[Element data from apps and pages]
Start of Block

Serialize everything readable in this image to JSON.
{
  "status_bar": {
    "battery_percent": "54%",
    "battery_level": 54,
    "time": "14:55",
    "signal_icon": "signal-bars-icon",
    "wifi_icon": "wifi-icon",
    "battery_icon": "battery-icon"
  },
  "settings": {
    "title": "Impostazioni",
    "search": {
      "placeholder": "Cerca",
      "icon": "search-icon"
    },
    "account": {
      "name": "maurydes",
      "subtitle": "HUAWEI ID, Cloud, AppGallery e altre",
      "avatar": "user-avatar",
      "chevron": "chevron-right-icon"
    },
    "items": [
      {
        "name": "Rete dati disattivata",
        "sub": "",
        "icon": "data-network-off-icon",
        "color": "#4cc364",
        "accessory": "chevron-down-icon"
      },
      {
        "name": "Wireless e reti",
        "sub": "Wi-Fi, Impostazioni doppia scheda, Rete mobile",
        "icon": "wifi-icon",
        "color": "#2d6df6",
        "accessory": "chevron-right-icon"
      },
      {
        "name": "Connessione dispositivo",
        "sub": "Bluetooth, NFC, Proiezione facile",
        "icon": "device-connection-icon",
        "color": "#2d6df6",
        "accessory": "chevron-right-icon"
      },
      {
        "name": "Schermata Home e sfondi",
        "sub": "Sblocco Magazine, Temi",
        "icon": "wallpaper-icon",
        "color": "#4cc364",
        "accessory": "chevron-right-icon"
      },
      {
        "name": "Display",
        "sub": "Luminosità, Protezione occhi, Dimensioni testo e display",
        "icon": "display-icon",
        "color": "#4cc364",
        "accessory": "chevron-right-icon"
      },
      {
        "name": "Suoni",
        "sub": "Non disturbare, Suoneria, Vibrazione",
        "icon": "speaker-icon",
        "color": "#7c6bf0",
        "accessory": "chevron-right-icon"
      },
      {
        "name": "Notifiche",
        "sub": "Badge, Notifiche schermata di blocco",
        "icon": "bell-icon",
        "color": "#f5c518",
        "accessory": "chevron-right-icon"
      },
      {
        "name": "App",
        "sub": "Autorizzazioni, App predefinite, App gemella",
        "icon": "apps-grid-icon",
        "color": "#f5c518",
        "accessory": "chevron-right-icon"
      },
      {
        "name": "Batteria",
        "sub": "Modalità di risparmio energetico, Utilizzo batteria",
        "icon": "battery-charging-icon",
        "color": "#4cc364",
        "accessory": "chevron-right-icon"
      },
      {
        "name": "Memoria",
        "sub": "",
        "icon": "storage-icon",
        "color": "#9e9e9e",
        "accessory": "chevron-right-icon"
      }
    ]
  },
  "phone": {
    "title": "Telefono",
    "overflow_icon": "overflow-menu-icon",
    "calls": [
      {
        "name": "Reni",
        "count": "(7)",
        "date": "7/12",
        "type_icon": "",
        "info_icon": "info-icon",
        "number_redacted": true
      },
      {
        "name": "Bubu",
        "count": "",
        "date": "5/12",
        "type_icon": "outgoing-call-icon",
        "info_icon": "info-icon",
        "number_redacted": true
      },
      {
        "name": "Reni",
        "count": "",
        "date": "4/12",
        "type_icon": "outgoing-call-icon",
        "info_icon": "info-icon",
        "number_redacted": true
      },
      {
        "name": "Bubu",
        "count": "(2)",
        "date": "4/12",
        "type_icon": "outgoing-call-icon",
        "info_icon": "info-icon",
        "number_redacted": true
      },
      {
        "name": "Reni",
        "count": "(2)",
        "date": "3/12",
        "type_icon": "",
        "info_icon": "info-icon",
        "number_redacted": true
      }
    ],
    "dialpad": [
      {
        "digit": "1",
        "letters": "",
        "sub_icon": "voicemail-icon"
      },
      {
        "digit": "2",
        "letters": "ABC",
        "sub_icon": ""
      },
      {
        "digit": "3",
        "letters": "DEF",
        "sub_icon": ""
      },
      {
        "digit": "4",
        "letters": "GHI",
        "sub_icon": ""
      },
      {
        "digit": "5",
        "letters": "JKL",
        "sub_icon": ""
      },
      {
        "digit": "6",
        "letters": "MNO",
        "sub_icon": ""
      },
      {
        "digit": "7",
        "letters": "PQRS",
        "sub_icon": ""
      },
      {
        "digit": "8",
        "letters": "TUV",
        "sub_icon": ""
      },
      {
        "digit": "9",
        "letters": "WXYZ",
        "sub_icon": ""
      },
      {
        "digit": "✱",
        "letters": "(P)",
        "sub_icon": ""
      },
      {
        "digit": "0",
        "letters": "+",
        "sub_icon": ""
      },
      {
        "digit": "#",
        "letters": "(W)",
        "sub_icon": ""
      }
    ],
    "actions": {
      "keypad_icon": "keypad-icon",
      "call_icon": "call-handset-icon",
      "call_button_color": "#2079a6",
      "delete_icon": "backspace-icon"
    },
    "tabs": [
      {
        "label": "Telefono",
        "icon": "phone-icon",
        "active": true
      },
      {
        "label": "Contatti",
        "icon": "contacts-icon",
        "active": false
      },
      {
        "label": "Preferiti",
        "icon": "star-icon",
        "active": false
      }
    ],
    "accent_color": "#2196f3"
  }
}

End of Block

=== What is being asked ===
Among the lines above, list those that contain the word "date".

=== Response to the task ===
        "date": "7/12",
        "date": "5/12",
        "date": "4/12",
        "date": "4/12",
        "date": "3/12",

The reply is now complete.